# Data listing
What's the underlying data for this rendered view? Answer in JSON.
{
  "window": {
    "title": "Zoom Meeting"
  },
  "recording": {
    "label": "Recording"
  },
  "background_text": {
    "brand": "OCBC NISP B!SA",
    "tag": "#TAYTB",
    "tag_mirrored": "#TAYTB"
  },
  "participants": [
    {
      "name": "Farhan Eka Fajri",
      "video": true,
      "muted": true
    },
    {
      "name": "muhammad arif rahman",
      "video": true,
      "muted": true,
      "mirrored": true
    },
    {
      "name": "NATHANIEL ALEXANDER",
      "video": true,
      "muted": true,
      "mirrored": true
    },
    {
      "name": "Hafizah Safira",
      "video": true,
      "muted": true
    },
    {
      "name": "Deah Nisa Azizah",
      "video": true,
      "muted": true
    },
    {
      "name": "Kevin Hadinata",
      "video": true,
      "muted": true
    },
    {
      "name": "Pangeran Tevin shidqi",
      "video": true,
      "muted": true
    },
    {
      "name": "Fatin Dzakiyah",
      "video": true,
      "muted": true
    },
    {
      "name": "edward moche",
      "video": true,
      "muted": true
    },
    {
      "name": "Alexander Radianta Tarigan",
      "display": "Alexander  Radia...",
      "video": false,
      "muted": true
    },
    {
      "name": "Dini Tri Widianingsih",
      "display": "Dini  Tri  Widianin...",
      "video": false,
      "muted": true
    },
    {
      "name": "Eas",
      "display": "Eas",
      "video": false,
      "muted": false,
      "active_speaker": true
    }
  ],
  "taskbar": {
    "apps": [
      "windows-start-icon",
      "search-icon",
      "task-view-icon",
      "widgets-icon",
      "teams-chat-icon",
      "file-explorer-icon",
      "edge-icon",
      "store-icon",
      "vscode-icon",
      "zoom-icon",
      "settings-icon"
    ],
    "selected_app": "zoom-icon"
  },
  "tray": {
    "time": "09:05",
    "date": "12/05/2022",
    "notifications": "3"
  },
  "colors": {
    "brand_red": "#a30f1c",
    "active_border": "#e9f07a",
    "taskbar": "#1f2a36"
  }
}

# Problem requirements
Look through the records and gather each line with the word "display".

# Exercise output
      "display": "Alexander  Radia...",
      "display": "Dini  Tri  Widianin...",
      "display": "Eas",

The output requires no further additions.